Video Is China's Economic Data Accurate?

Some investors say China's wild stock market gyrations have been made worse by worries about the reliability of that nation's economic data. And some critics say the reports can mislead investors by painting an unrealistically-strong picture of the economy. A key China scholar says Beijing is not fudging ((manipulating)) the numbers, but that the economy is evolving quickly from smoke-stack industries to services, and the ways of tracking new economic activity are falling behind the change. V
Video

Video Next to Iran, Climate at Forefront of Obama Agenda

President Barack Obama this week announced new initiatives aimed at making it easier for Americans to access renewable energy sources such as solar and wind. Obama is not slowing down when it comes to pushing through climate change measures, an issue he says is the greatest threat to the country’s national security. VOA correspondent Aru Pande has more from the White House.
Video

Video Shipping Containers Provide Experimental Housing

Housing prices around the San Francisco Bay area are out of reach for many people, so some young entrepreneurs, artists and tech industry workers are creating their own houses using converted shipping containers. But as VOA's Mike O’Sullivan reports from Oakland, the effort requires ingenuity and dealing with restrictive local laws.
Video

Video Arctic Draws International Competition for Oil

A new geopolitical “Great Game” is underway in earth’s northernmost region, the Arctic, where Russia has claimed a large area for resource development and President Barack Obama recently approved Shell Oil Company’s test-drilling project in an area under U.S. control. Greg Flakus reports.
Video

Video Philippine Maritime Police: Chinese Fishermen a Threat to Country’s Security

China and the Philippines both claim maritime rights in the South China Sea.  That includes the right to fish in those waters. Jason Strother reports on how the Philippines is catching Chinese nationals it says are illegal poachers. He has the story from Palawan province.
Video

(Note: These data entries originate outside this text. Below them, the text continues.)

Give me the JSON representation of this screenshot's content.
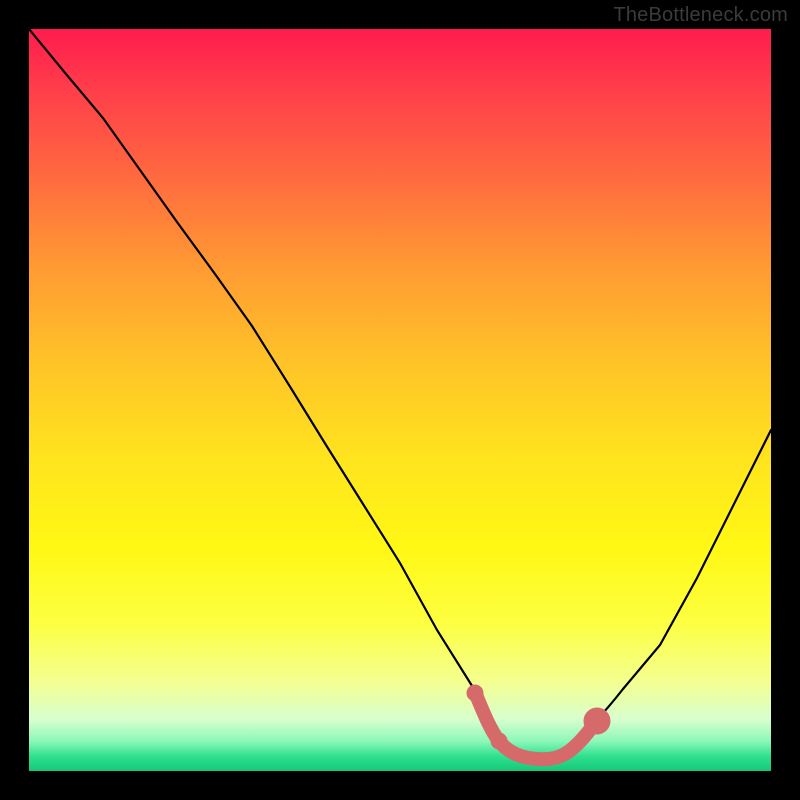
{
  "watermark": "TheBottleneck.com",
  "chart_data": {
    "type": "line",
    "title": "",
    "xlabel": "",
    "ylabel": "",
    "xlim": [
      0,
      100
    ],
    "ylim": [
      0,
      100
    ],
    "series": [
      {
        "name": "bottleneck-curve",
        "color": "#000000",
        "x": [
          0,
          5,
          10,
          15,
          20,
          25,
          30,
          35,
          40,
          45,
          50,
          55,
          60,
          62,
          64,
          66,
          68,
          70,
          72,
          74,
          76,
          80,
          85,
          90,
          95,
          100
        ],
        "y": [
          100,
          94,
          88,
          81,
          74,
          67,
          60,
          52,
          44,
          36,
          28,
          19,
          11,
          8,
          5,
          3,
          2,
          2,
          2,
          3,
          5,
          9,
          17,
          26,
          36,
          46
        ]
      }
    ],
    "highlight_region": {
      "name": "optimum-band",
      "color": "#d66a6a",
      "x_range": [
        60,
        76
      ],
      "y": 2,
      "thickness": 3,
      "endpoints": [
        {
          "x": 60,
          "y": 11,
          "r": 1.2
        },
        {
          "x": 64,
          "y": 5,
          "r": 1.2
        },
        {
          "x": 76,
          "y": 5,
          "r": 2.2
        }
      ]
    },
    "gradient_stops": [
      {
        "pos": 0,
        "color": "#ff1c4d"
      },
      {
        "pos": 50,
        "color": "#ffe41e"
      },
      {
        "pos": 90,
        "color": "#f4ff90"
      },
      {
        "pos": 100,
        "color": "#15c979"
      }
    ]
  }
}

Video Technique May Eliminate Drill-and-Fill Dental Care

Many people dread visiting dentists because they're afraid of drills. Now, however, a technology developed by a British firm promises to eliminate the need for mechanical cleaning of dental cavities by speeding a natural process of tooth repair. VOA’s George Putic reports.
Video

Video China's Spratly Island Building Said to Light Up the Night 'Like A City'

Southeast Asian countries claim China has illegally seized territory in the Spratly islands. It is especially a concern for a Philippine mayor who says Beijing is occupying parts of his municipality. Jason Strother reports from the capital of Palawan province, Puerto Princesa.
Video

Video Ages-old Ice Reveals Secrets of Climate Change

Ice caps don't just exist at the world's poles. There are also tropical ice caps, and the largest sits atop the Peruvian Andes - but it is melting, quickly, and may be gone within the next 20 years. George Putic reports scientists are now rushing to take samples to get at the valuable information about climate change locked in the ice.
Video

Video French Experiment in Integrating Roma Under Threat

Plans to destroy France’s oldest slum have sparked an outcry on the part of its Roma residents. As Lisa Bryant reports from the Paris suburb of La Courneuve, rights groups argue the community is a fledgling experiment on integrating Roma who are often outcasts in many parts of Europe.
Video

Video Kenyans Turn to Agriculture for Business

Each year Kenyan universities continue to churn out graduates for the job market despite the already existing high rate of unemployment among youth in the country. Some of these young men and women have realized that agriculture can be as rewarding as any other business or job, and they are resorting to agribusiness in large numbers as a way of tackling unemployment. Rael Ombuor reports for VOA.
Video

Video First Women Graduate Elite Army Ranger School

Two women are making history for the U.S. Army by proving they are among the toughest of the tough. VOA's Carla Babb reports from Fort Benning, Georgia as 94 men and those two women rise as graduates of the difficult Ranger school.

VOA Blogs